- [Data for processing]
########################################

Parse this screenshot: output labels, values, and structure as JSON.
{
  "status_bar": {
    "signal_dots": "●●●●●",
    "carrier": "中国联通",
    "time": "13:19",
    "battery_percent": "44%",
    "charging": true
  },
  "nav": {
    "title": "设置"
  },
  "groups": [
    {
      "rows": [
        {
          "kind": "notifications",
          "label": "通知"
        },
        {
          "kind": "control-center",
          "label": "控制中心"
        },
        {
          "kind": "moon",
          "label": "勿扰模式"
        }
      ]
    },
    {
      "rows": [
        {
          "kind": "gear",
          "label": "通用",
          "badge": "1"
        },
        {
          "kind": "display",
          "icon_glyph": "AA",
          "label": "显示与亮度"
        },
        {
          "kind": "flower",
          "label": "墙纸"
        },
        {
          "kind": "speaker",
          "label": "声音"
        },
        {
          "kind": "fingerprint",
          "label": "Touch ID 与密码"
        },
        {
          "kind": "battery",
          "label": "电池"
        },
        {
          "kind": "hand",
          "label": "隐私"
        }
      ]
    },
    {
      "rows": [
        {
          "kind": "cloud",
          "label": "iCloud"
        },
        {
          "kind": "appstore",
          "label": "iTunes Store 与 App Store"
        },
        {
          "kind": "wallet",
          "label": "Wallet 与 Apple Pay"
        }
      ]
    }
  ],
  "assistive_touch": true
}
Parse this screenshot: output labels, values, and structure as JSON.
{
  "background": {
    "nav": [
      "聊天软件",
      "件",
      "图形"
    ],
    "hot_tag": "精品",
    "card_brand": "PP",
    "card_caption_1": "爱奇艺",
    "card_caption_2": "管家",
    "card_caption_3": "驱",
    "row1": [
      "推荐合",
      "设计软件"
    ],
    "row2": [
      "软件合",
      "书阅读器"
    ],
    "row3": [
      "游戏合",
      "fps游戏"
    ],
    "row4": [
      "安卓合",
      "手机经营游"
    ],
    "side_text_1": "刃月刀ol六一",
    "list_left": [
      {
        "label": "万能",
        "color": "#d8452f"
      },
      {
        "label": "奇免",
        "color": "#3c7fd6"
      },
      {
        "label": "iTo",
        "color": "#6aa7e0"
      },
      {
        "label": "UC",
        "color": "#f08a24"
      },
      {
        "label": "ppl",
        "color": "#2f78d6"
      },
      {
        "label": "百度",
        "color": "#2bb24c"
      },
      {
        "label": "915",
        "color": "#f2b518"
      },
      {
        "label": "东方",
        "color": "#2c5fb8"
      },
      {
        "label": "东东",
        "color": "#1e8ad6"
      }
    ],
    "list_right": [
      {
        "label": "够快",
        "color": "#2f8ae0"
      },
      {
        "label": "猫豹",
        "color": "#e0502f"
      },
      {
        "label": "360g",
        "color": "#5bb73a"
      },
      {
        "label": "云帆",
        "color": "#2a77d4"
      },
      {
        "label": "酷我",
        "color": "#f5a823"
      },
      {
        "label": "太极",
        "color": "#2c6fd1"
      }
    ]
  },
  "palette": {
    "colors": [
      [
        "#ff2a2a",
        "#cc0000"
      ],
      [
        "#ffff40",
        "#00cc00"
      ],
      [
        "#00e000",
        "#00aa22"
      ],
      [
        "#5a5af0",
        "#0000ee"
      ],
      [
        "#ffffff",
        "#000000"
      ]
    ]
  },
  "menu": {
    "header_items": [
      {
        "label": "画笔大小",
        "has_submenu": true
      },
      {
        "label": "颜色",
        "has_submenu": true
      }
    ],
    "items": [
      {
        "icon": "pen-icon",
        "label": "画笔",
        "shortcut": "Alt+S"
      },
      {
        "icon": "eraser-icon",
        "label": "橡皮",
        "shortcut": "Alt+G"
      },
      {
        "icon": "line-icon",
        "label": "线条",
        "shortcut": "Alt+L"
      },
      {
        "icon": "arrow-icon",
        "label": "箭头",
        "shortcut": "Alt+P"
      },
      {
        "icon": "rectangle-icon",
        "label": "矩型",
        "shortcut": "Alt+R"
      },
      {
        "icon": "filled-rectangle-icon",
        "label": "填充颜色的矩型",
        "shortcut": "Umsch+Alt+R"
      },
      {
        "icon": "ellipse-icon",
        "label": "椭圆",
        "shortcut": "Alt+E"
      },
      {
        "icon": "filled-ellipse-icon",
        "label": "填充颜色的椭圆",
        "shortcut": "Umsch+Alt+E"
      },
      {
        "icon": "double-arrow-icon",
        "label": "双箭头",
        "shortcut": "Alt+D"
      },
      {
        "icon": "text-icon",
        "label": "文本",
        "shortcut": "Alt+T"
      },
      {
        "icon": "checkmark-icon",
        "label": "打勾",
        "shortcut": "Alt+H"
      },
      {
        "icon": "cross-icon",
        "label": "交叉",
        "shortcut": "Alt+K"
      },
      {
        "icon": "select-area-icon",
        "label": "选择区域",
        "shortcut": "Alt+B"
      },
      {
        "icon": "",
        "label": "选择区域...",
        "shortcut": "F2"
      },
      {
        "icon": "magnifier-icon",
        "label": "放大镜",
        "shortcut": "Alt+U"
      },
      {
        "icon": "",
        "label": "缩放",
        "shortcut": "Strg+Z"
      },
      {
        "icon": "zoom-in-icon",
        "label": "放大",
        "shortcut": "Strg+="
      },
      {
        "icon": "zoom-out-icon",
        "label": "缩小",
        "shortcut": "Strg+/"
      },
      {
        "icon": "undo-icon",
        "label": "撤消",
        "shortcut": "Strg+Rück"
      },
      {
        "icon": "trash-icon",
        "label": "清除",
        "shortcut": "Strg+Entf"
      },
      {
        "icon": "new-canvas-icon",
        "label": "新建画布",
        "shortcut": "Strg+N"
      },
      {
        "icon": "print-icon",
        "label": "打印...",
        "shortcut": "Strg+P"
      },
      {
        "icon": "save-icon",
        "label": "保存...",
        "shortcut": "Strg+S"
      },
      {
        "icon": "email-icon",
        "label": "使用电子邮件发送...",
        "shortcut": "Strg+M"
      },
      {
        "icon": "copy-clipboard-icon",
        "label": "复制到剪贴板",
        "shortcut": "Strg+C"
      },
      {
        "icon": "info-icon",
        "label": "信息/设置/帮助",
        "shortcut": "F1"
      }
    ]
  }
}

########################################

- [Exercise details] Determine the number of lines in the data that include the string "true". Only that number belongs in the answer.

- [Result of this task] 4